**What you are asked to do:** Pull out each line of the data that includes the word "consent".
=====
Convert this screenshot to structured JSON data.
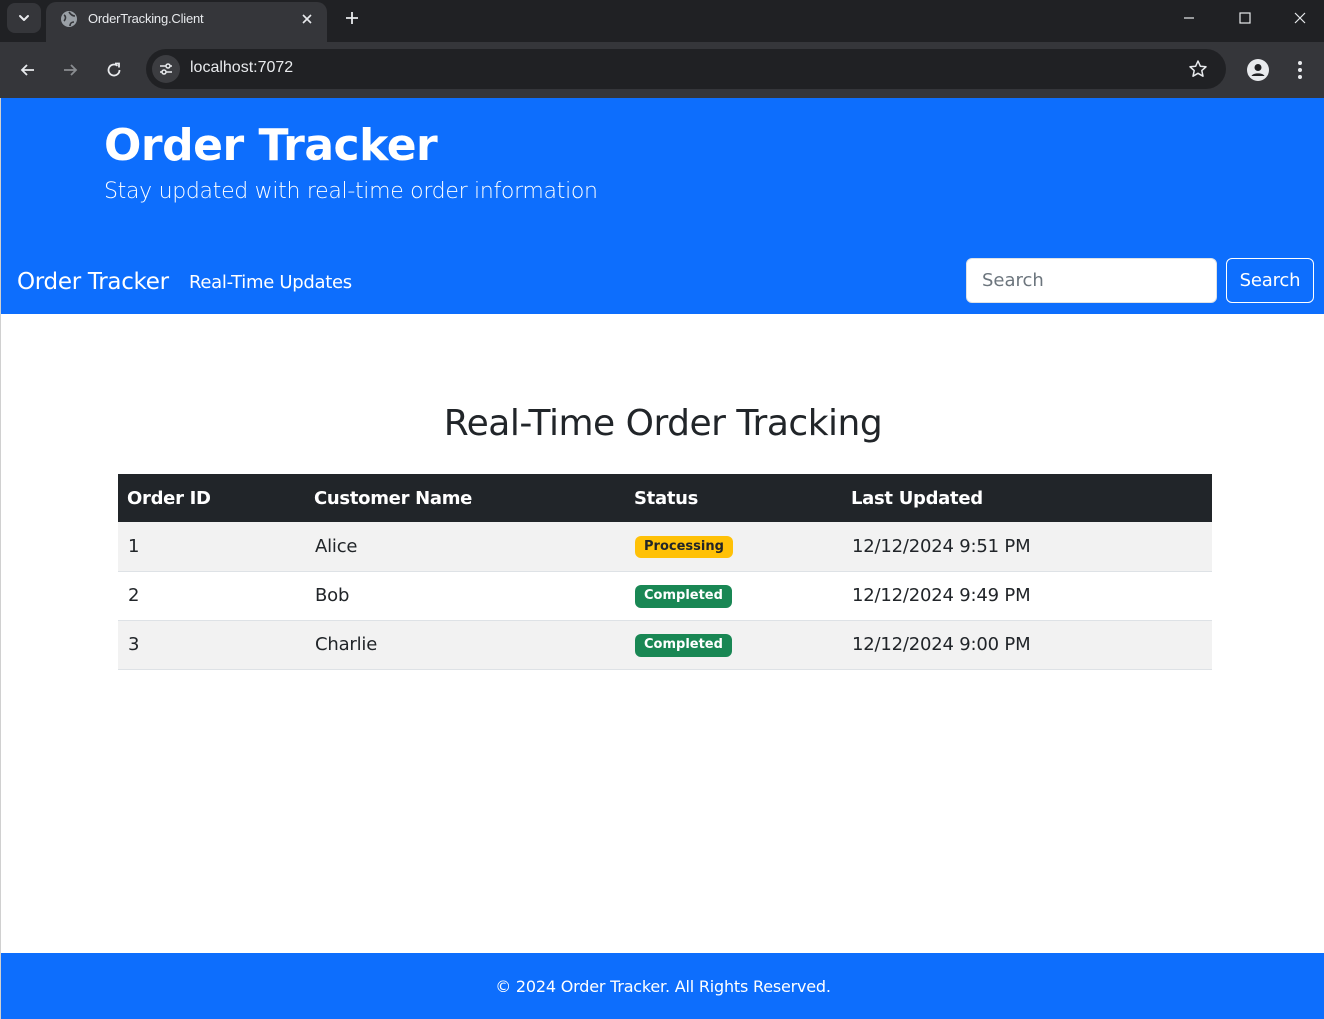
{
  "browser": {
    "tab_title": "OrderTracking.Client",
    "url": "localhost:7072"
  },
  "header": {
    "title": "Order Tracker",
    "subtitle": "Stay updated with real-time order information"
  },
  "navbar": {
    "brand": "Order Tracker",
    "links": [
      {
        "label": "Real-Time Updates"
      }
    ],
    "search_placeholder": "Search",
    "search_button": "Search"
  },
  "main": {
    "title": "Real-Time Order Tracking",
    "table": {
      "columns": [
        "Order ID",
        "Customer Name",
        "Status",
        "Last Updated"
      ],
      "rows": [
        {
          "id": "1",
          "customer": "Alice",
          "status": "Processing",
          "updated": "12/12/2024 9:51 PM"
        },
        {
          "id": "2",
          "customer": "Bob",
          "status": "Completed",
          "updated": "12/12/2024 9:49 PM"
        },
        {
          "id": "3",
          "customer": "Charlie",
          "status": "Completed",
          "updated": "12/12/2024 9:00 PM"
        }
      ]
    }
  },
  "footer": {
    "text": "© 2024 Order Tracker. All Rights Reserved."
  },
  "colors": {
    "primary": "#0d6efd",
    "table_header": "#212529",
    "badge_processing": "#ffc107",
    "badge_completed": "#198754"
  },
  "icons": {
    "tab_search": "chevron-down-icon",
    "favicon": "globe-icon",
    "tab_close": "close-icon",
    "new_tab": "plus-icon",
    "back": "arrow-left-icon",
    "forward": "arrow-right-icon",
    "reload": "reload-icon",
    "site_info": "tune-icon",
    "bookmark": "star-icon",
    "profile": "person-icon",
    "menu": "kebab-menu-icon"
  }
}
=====
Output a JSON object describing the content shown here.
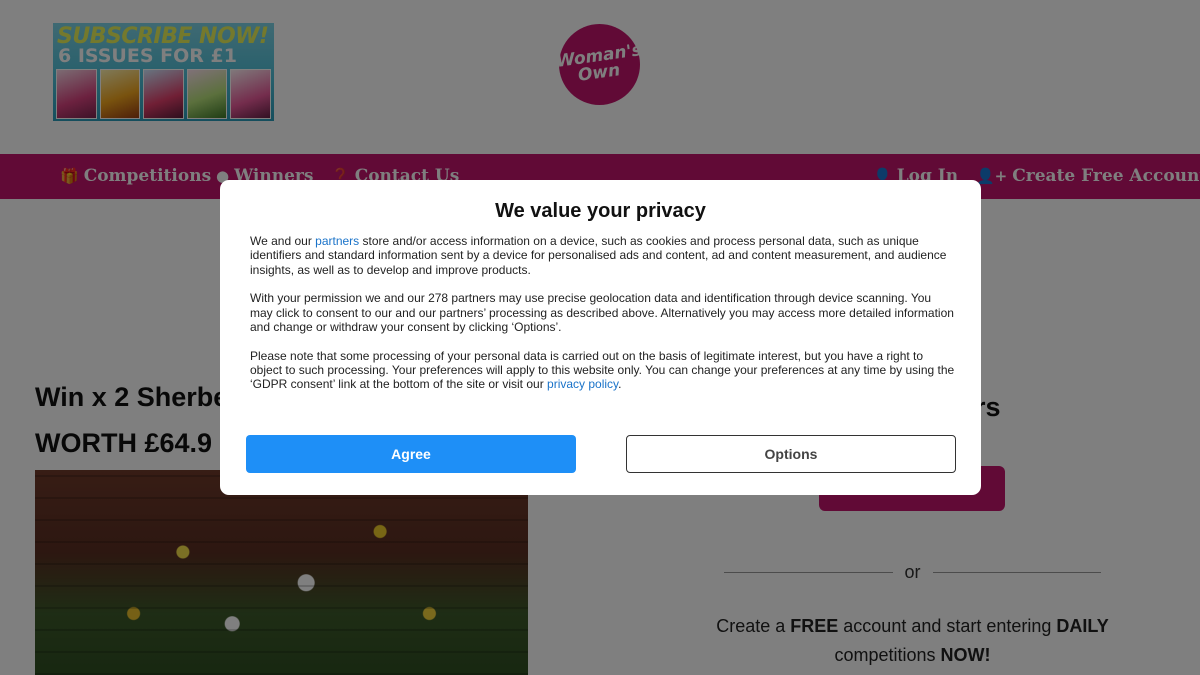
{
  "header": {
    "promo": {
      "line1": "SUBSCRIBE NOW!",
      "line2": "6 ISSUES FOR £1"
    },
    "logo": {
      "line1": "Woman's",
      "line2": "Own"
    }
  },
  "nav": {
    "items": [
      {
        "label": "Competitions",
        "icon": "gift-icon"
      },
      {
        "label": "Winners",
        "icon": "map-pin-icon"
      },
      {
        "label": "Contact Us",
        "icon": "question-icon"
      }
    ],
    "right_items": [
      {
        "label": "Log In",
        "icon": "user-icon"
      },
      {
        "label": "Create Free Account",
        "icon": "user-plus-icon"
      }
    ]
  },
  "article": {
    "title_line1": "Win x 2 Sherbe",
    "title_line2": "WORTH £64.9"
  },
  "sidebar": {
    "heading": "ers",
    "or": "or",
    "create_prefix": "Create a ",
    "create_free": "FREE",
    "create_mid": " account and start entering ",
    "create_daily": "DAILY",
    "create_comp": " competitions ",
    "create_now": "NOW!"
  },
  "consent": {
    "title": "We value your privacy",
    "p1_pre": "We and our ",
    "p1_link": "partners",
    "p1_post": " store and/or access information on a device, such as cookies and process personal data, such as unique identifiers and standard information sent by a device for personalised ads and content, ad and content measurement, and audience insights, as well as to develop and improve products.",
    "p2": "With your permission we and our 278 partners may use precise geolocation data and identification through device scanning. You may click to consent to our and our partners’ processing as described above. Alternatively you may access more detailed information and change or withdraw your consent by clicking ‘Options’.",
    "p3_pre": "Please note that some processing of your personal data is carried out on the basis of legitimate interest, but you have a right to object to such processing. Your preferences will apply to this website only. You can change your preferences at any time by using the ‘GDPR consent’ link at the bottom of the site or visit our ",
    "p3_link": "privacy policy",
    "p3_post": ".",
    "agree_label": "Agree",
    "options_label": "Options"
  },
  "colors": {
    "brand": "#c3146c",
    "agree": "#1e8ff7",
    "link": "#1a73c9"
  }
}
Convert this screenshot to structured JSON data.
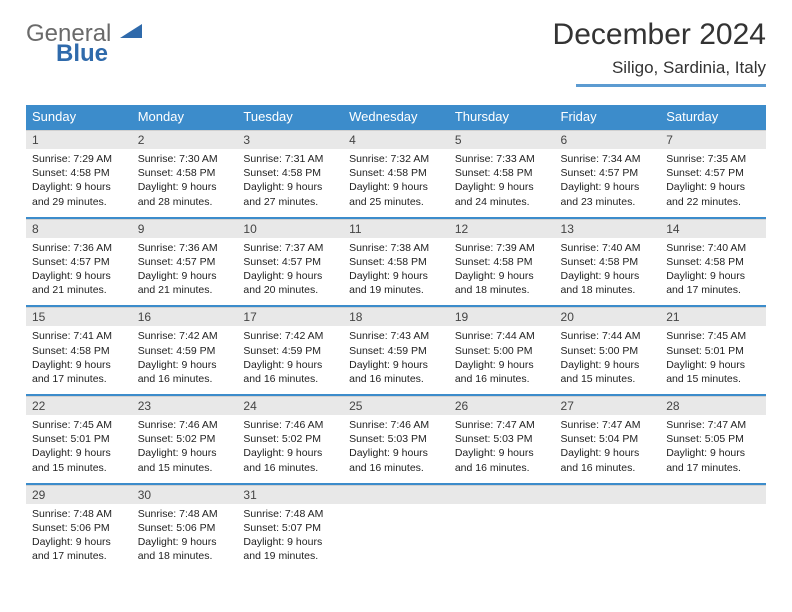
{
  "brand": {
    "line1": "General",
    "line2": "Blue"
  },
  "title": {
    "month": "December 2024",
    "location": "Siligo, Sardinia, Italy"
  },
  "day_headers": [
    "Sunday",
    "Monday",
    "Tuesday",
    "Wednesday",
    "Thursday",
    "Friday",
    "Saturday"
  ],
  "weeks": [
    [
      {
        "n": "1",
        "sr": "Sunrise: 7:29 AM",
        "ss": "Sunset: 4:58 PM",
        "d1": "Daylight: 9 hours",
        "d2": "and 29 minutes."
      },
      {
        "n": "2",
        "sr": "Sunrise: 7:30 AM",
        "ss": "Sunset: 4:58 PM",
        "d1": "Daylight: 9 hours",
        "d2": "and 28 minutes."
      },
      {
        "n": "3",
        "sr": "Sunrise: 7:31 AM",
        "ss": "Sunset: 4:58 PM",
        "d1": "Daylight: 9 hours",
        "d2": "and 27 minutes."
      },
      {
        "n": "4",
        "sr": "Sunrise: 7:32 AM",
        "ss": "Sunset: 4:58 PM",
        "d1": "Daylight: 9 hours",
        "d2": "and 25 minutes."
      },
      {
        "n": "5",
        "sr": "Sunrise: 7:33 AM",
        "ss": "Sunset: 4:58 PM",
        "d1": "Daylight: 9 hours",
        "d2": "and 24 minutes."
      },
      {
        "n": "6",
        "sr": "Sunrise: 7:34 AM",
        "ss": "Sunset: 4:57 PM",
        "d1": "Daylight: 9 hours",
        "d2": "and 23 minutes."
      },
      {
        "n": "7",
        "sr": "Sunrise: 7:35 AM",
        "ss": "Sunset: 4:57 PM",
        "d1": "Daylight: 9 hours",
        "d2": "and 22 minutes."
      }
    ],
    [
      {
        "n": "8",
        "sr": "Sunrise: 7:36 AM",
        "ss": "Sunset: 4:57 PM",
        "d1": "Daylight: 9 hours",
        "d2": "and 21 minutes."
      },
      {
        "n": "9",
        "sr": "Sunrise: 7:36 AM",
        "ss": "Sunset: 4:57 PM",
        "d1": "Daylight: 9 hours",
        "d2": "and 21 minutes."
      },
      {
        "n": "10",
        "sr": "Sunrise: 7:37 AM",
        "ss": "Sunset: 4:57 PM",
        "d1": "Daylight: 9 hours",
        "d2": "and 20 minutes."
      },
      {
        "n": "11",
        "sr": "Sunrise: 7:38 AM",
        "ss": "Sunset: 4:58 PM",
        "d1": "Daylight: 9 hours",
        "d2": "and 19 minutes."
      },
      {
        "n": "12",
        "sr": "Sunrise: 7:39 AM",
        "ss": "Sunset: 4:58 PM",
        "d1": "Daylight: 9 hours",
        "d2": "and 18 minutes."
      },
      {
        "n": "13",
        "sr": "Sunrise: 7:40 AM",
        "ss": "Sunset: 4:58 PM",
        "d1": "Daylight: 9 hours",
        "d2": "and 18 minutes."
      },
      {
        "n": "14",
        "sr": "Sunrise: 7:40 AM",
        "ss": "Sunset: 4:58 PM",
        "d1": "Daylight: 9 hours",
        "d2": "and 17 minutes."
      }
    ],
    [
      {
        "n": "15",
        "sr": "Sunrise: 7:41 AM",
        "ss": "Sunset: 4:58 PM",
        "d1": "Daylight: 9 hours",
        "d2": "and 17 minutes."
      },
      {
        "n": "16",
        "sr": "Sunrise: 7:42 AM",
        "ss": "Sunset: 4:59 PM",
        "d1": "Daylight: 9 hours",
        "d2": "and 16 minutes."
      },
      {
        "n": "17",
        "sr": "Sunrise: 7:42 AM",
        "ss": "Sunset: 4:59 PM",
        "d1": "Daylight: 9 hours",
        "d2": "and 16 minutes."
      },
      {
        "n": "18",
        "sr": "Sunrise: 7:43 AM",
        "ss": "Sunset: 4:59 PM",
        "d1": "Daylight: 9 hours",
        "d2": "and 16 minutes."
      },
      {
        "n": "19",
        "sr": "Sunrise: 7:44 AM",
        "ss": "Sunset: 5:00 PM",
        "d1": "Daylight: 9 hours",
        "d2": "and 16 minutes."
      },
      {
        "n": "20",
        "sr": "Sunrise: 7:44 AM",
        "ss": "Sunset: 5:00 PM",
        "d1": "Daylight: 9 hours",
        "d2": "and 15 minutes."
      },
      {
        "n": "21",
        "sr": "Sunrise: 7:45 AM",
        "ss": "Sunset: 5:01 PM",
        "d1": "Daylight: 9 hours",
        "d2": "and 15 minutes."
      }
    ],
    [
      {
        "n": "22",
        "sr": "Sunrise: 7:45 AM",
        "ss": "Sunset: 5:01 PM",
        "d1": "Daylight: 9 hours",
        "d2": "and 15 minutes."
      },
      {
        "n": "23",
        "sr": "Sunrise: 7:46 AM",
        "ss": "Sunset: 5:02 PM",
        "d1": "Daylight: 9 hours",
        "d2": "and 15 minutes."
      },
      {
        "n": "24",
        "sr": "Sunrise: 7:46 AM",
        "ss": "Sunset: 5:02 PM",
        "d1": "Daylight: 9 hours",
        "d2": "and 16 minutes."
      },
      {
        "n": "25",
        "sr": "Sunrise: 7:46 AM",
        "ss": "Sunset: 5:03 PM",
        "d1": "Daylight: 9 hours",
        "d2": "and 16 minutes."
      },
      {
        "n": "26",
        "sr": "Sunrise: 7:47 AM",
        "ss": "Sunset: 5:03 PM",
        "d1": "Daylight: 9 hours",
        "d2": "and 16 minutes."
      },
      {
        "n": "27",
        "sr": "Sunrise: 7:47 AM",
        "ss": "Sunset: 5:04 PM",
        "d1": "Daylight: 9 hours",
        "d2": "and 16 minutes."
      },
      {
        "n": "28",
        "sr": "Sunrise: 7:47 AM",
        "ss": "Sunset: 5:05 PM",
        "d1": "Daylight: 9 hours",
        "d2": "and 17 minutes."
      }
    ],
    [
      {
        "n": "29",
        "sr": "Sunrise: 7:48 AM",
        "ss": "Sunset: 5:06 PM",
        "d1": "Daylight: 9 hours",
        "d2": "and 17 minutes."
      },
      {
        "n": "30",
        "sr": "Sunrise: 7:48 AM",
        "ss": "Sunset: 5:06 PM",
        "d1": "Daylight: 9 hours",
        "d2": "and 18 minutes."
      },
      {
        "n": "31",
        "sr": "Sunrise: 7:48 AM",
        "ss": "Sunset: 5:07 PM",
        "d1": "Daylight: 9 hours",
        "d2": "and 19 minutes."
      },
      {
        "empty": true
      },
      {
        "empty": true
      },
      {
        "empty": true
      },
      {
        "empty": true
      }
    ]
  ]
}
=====
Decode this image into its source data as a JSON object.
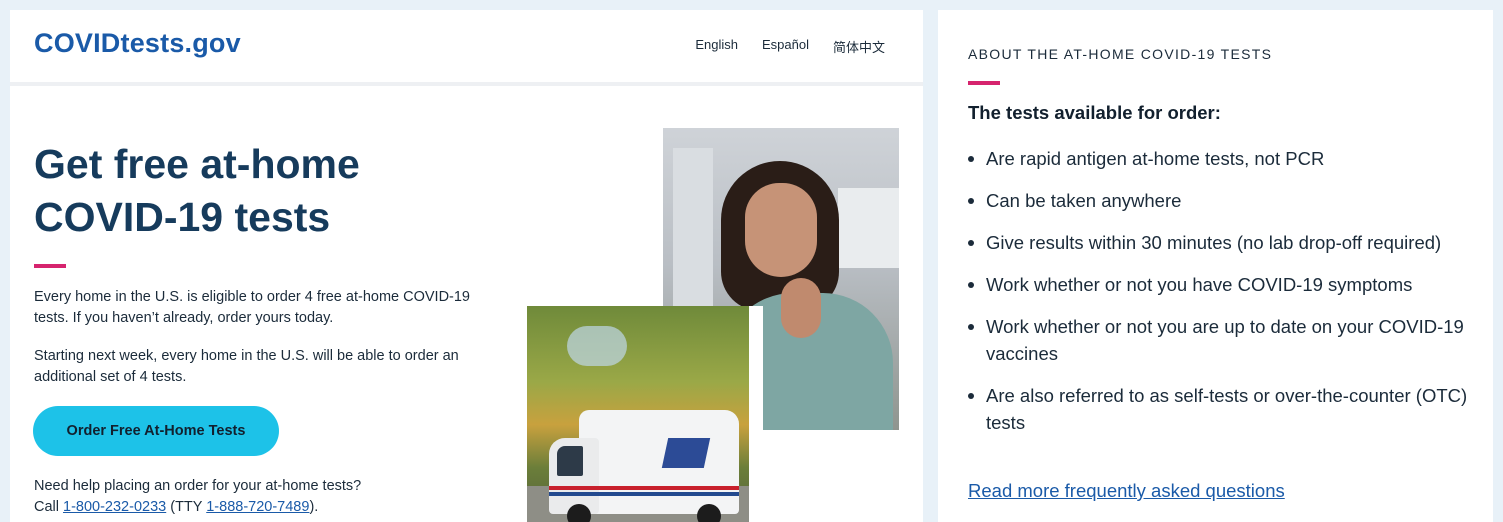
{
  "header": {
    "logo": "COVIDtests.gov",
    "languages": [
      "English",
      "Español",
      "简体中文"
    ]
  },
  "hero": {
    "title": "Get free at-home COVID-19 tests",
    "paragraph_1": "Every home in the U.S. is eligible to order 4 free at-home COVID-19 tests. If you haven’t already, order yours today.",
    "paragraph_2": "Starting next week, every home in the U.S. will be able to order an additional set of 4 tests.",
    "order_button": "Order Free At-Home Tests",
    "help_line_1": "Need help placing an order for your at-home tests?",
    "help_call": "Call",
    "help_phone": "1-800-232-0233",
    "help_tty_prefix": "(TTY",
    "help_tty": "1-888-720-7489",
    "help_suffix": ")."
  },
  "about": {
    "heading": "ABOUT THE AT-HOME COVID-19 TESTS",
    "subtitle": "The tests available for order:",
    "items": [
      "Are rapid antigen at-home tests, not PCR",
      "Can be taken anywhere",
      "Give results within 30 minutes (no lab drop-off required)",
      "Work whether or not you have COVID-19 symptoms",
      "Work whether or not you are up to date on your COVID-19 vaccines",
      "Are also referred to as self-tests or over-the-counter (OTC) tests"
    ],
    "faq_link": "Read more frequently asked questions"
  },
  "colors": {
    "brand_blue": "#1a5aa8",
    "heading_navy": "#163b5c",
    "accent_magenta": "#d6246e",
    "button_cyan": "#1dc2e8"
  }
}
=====
**Answer box:**
  "consent": {
    "p2": "With your permission we and our 278 partners may use precise geolocation data and identification through device scanning. You may click to consent to our and our partners’ processing as described above. Alternatively you may access more detailed information and change or withdraw your consent by clicking ‘Options’.",
    "p3_pre": "Please note that some processing of your personal data is carried out on the basis of legitimate interest, but you have a right to object to such processing. Your preferences will apply to this website only. You can change your preferences at any time by using the ‘GDPR consent’ link at the bottom of the site or visit our ",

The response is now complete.